How To Catch Zander
The zander (Stizostedion lucioperca) is the largest member of the Percidae family of freshwater fish. Because of its appearance, it is often referred to as the pike-perch, but this fish is a distinct species and not a hybrid of the pike and the perch. Its body shape is more streamlined than a perch but, like a perch, it has two dorsal fins, the forward one being spiny, the rear one being soft. The fish are grey or brown in colour, sometimes with poorly defined darker spots. The dorsal fins are yellowish grey in colour with black spots. The fish has large eyes which give it good vision at night and in low light conditions. Although having smaller jaws than a pike, it has large, sharp, interlocking teeth at the front of its upper and lower jaws, which make it very effective as a predator.
This breed of fish is a native of Eastern Europe and was introduced into the Great Ouse Relief Channel in Cambridgeshire, in 1963. It has subsequently spread to much of the Fenlands of Cambridgeshire and Norfolk and has also been introduced into other areas, including the Sharpness Canal in Gloucestershire, the rivers Severn and Avon, as well as other canals and lakes in the Midlands. As a consequence of their Eastern European heritage, these fish don't tolerate high temperatures and waters with low oxygen content, so their distribution within the UK is a little uneven and not connected simply to the availability of potential prey. Because the fish is not widely distributed, throughout the UK, many experienced anglers have never come across this species. The fish's common nickname among the angling fraternity is 'zed'.
This type of fish reaches 10 lb (4.5 kg) or more in weight in many fisheries. A fish of this species weighing more than 10 lb is often referred to by anglers as a 'double'. The UK record is 19 lb 5 oz (8.8 kg) for a fish caught in 1998.

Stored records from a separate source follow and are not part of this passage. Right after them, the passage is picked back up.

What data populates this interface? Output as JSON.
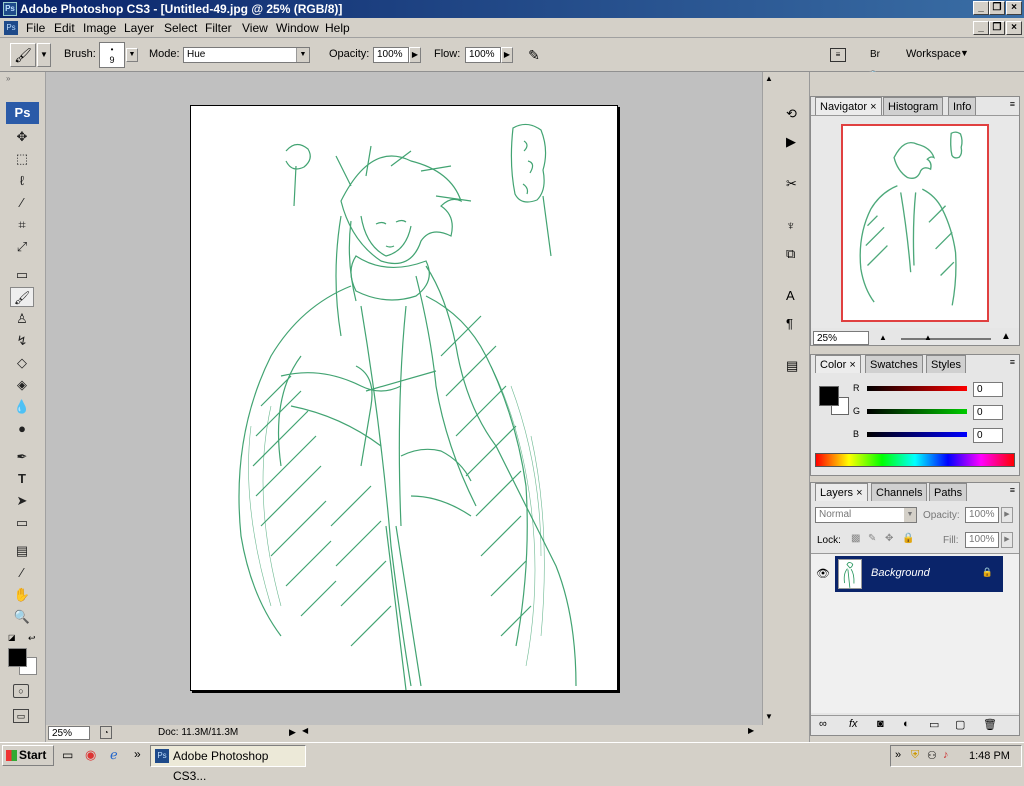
{
  "window": {
    "title": "Adobe Photoshop CS3 - [Untitled-49.jpg @ 25% (RGB/8)]",
    "app_icon": "Ps"
  },
  "menus": [
    "File",
    "Edit",
    "Image",
    "Layer",
    "Select",
    "Filter",
    "View",
    "Window",
    "Help"
  ],
  "options": {
    "brush_label": "Brush:",
    "brush_size": "9",
    "mode_label": "Mode:",
    "mode_value": "Hue",
    "opacity_label": "Opacity:",
    "opacity_value": "100%",
    "flow_label": "Flow:",
    "flow_value": "100%",
    "workspace_label": "Workspace"
  },
  "toolbox": {
    "logo": "Ps"
  },
  "status": {
    "zoom": "25%",
    "doc": "Doc: 11.3M/11.3M"
  },
  "navigator": {
    "tabs": [
      "Navigator",
      "Histogram",
      "Info"
    ],
    "zoom": "25%"
  },
  "color_panel": {
    "tabs": [
      "Color",
      "Swatches",
      "Styles"
    ],
    "r_label": "R",
    "r_value": "0",
    "g_label": "G",
    "g_value": "0",
    "b_label": "B",
    "b_value": "0"
  },
  "layers_panel": {
    "tabs": [
      "Layers",
      "Channels",
      "Paths"
    ],
    "blend_mode": "Normal",
    "opacity_label": "Opacity:",
    "opacity_value": "100%",
    "lock_label": "Lock:",
    "fill_label": "Fill:",
    "fill_value": "100%",
    "layer_name": "Background"
  },
  "taskbar": {
    "start": "Start",
    "task": "Adobe Photoshop CS3...",
    "time": "1:48 PM",
    "chevron": "»"
  },
  "colors": {
    "sketch": "#2e9a63",
    "titlebar": "#0a246a",
    "layer_selected": "#0a246a",
    "nav_frame": "#e04040"
  }
}
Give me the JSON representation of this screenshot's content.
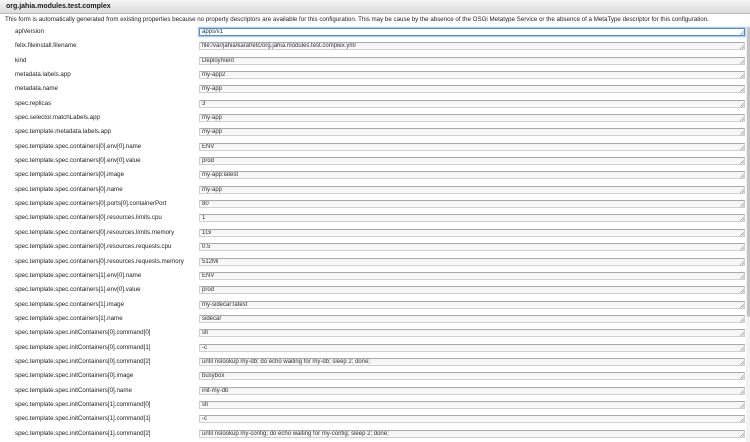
{
  "dialog": {
    "title": "org.jahia.modules.test.complex",
    "notice": "This form is automatically generated from existing properties because no property descriptors are available for this configuration. This may be cause by the absence of the OSGi Metatype Service or the absence of a MetaType descriptor for this configuration."
  },
  "properties": [
    {
      "key": "apiVersion",
      "value": "apps/v1"
    },
    {
      "key": "felix.fileinstall.filename",
      "value": "file:/var/jahia/karaf/etc/org.jahia.modules.test.complex.yml"
    },
    {
      "key": "kind",
      "value": "Deployment"
    },
    {
      "key": "metadata.labels.app",
      "value": "my-app2"
    },
    {
      "key": "metadata.name",
      "value": "my-app"
    },
    {
      "key": "spec.replicas",
      "value": "3"
    },
    {
      "key": "spec.selector.matchLabels.app",
      "value": "my-app"
    },
    {
      "key": "spec.template.metadata.labels.app",
      "value": "my-app"
    },
    {
      "key": "spec.template.spec.containers[0].env[0].name",
      "value": "ENV"
    },
    {
      "key": "spec.template.spec.containers[0].env[0].value",
      "value": "prod"
    },
    {
      "key": "spec.template.spec.containers[0].image",
      "value": "my-app:latest"
    },
    {
      "key": "spec.template.spec.containers[0].name",
      "value": "my-app"
    },
    {
      "key": "spec.template.spec.containers[0].ports[0].containerPort",
      "value": "80"
    },
    {
      "key": "spec.template.spec.containers[0].resources.limits.cpu",
      "value": "1"
    },
    {
      "key": "spec.template.spec.containers[0].resources.limits.memory",
      "value": "1Gi"
    },
    {
      "key": "spec.template.spec.containers[0].resources.requests.cpu",
      "value": "0.5"
    },
    {
      "key": "spec.template.spec.containers[0].resources.requests.memory",
      "value": "512Mi"
    },
    {
      "key": "spec.template.spec.containers[1].env[0].name",
      "value": "ENV"
    },
    {
      "key": "spec.template.spec.containers[1].env[0].value",
      "value": "prod"
    },
    {
      "key": "spec.template.spec.containers[1].image",
      "value": "my-sidecar:latest"
    },
    {
      "key": "spec.template.spec.containers[1].name",
      "value": "sidecar"
    },
    {
      "key": "spec.template.spec.initContainers[0].command[0]",
      "value": "sh"
    },
    {
      "key": "spec.template.spec.initContainers[0].command[1]",
      "value": "-c"
    },
    {
      "key": "spec.template.spec.initContainers[0].command[2]",
      "value": "until nslookup my-db; do echo waiting for my-db; sleep 2; done;"
    },
    {
      "key": "spec.template.spec.initContainers[0].image",
      "value": "busybox"
    },
    {
      "key": "spec.template.spec.initContainers[0].name",
      "value": "init-my-db"
    },
    {
      "key": "spec.template.spec.initContainers[1].command[0]",
      "value": "sh"
    },
    {
      "key": "spec.template.spec.initContainers[1].command[1]",
      "value": "-c"
    },
    {
      "key": "spec.template.spec.initContainers[1].command[2]",
      "value": "until nslookup my-config; do echo waiting for my-config; sleep 2; done;"
    }
  ],
  "colors": {
    "focus_border": "#4d90d6",
    "titlebar": "#dcdcdc"
  }
}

How And Where To Catch Zander
These fish are serious predators found in many waters including slow moving rivers, canals, reservoirs and ponds. They appear to thrive better in cloudy water than in clear water, where pike tend to be the dominant predator species. This type of fish usually prefer to lie quietly in deep water during the day, but emerge into shallower water in the early morning or evening to prey on a variety of different fish species. In this context, shallower water still means water about 6 feet (180 cm) deep. When they are young, these fish hunt in packs, so it is quite possible to come across shoals in some waters. Most anglers enjoy this type of scenario because the chances of a good catch are high under these conditions. When they increase in size, usually above 10 lb (4.5 kg), they tend to become more solitary in their habits. This means locating the larger specimens can sometimes be difficult.
This variety of fish spawns during March and April, when the water temperature is between 12c and 14c. A mature healthy female can lay up to 300,000 eggs in a season. The eggs are pale yellow and stick to sand, pebbles, plants or sticks. The male guards the eggs, until they hatch, but that is the limit of his parental responsibility; the eggs hatch after 5 to 10 days. Initially, the fry feed on plankton and small insect larvae, but they start to take small fish when they reach 1.2 to 2 inches (3 to 5 cm) in length. Once they reach this size they start to develop their distinctive spiked dorsal fins which, combined with their rough skin texture, gives them a certain amount of protection against being consumed by pike or herons.The fish takes around three years to reach maturity.
Freshwater fish deadbaits, such as gudgeon, roach, perch or eel slices, 2? to 4 inches (7 to 10 cm) long, are the preferred bait for catching this type of fish. Saltwater fish pieces such as herring and mackerel are not generally as successful when used as bait. Small freshwater fish livebait is also popular with some anglers. These fish can also be caught using a variety of lures including jigs, spoons, crankbaits and jerkbaits.
It is advisable to use a rod similar to the kind that you would use for pike fishing, particularly as it's not unusual to attract a pike when you are attempting to hook a 'zed'. A 12 foot (365 cm) carbon fibre rod with a 2? lb test curve would be a suitable choice under most circumstances.
The most important factor to consider with rigs for this type of fishing is that they should be free running. If the fish feels any pressure as it starts to take the bait, then it will let it go immediately. Two different rigs are generally used, in attempts to tempt this variety of fish on to the hook.
The most popular rig for this type of fishing is a ledgering rig, which is just a baited hook attached to a lead weight on a swivel located a short distance from the hook. A common issue with this type of rig is that the lead weight does sometimes fall off, giving the fish a warning as it starts to take the bait.
The other alternative, favoured by some anglers, is the paternoster rig. This well-known style of rig consists of a lead 'bomb' connected to a short line that is attached to the main line about 3 feet (90 cm) from the hook. This arrangement allows the baited hook to be positioned optimally in order to increase its desirability to the fish being targetted.
Books And Websites On How To Catch Zander
Two specialist websites cover this area of fishing: Zander Fishing (www.zanderfishing.co.uk ) includes sections on fish anatomy, tackle, rigs, baits and other topics of interest.